  • The use of the minSponsorToken parameter, as a lower bound to decide whether the maximum liquidated amount is sufficiently large, is not self-explanatory, and should therefore be better documented to favor readability and avoid confusions.
  • The bounds comparison should use tokensLiquidated instead of maxTokensToLiquidate to better capture the intent of the check.

Update: Our recommendations are being implemented in PR#1971.

Trim excess collateral

Implemented in PR#1975

Each ExpiringMultiParty holds collateral deposits in escrow so they can be eventually distributed to users. A fraction of those funds are also sent to the Store contract to pay for the DVM. Any additional collateral or other tokens held by the contract are unnaccounted for, and are trapped inside the contract.

This pull request adds a new excessTokenBeneficiary address, which is chosen by the creator and fixed upon deployment. This address must be different from the zero address. It also introduces a trimExcess function that can be called by anyone to send any excess funds to the excessTokenBeneficiary address.

After auditing the pull request, our only recommendation is to add docstrings to the trimExcess function following the Ethereum Natural Specification Format (NatSpec). This will improve readability and ease maintenance in future changes to the code base.

Update: Our recommendation is being implemented in PR#1975.

Redeem after expiration

Implemented in PR#1968

After a PricelessPositionManager contract expires and the price is resolved, users can settle with the contract. This process involves calculating the value of their outstanding token debt, deducting it from their collateral and returning the rest. If the sponsor still holds synthetic tokens, they are first burned (reducing the token debt). Assuming the position is fully collateralized, the final result will be the same if token holders were able to simply redeem their tokens, which is simpler and does not rely on the price being resolved.

This pull request removes the time restriction on the redeem function so it can be called even after the contract expires. It also allows the cancelWithdrawal function to be called after expiration, so that a pending slow withdrawal will not stall the token redemption.

After auditing the pull request, we do not have any recommendations.


We audited 7 pull requests that make local, isolated, changes to contracts that had been audited in previous phases of our engagement with the UMA team.
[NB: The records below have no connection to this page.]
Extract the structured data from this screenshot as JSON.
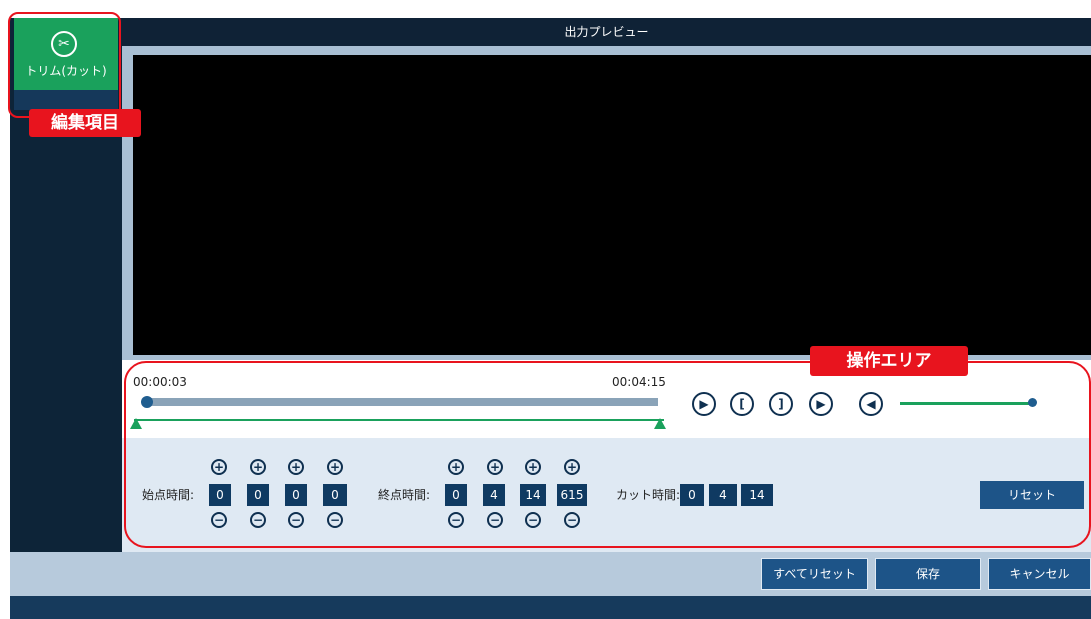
{
  "window": {
    "title": "出力プレビュー"
  },
  "sidebar": {
    "trim_tab": {
      "icon": "scissors-icon",
      "label": "トリム(カット)"
    }
  },
  "timeline": {
    "start_time": "00:00:03",
    "end_time": "00:04:15",
    "position_fraction": 0.0
  },
  "controls": {
    "icons": [
      "play-icon",
      "set-start-bracket-icon",
      "set-end-bracket-icon",
      "play-selection-icon",
      "volume-icon"
    ],
    "glyphs": {
      "play": "▶",
      "mark_in": "[",
      "mark_out": "]",
      "play_range": "▶",
      "volume": "◀"
    },
    "volume_fraction": 0.96
  },
  "trim": {
    "start_label": "始点時間:",
    "start_values": [
      "0",
      "0",
      "0",
      "0"
    ],
    "end_label": "終点時間:",
    "end_values": [
      "0",
      "4",
      "14",
      "615"
    ],
    "cut_label": "カット時間:",
    "cut_values": [
      "0",
      "4",
      "14"
    ],
    "plus": "+",
    "minus": "−",
    "reset_label": "リセット"
  },
  "footer": {
    "reset_all_label": "すべてリセット",
    "save_label": "保存",
    "cancel_label": "キャンセル"
  },
  "annotations": {
    "edit_items_label": "編集項目",
    "operation_area_label": "操作エリア",
    "color": "#e8141e"
  }
}
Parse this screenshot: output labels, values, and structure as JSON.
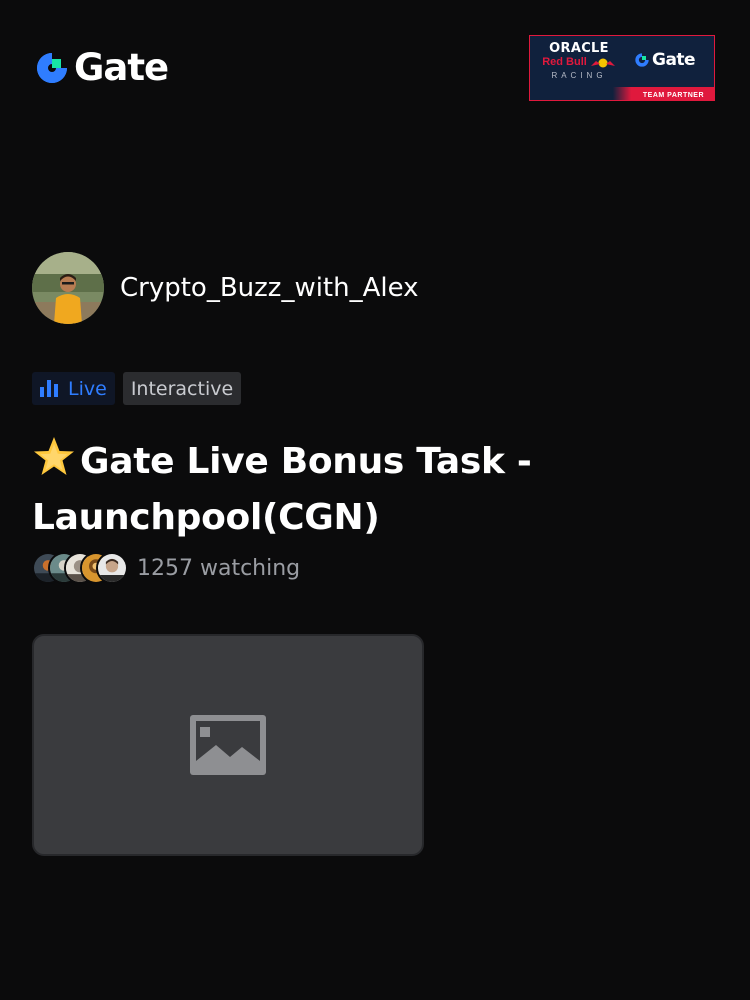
{
  "header": {
    "brand": "Gate",
    "brand_color": "#2f7dff",
    "partner_banner": {
      "line1": "ORACLE",
      "line2": "Red Bull",
      "line3": "RACING",
      "partner_brand": "Gate",
      "strip": "TEAM PARTNER"
    }
  },
  "host": {
    "name": "Crypto_Buzz_with_Alex"
  },
  "tags": {
    "live": "Live",
    "interactive": "Interactive",
    "live_color": "#2f7dff"
  },
  "stream": {
    "title_icon": "star-icon",
    "title": "Gate Live Bonus Task -Launchpool(CGN)",
    "watching": "1257 watching"
  },
  "thumbnail": {
    "icon": "image-placeholder-icon"
  }
}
We suggested changes to reduce the code’s attack surface and additional modifications to favor overall code quality. All suggested changes are already being addressed by the UMA team.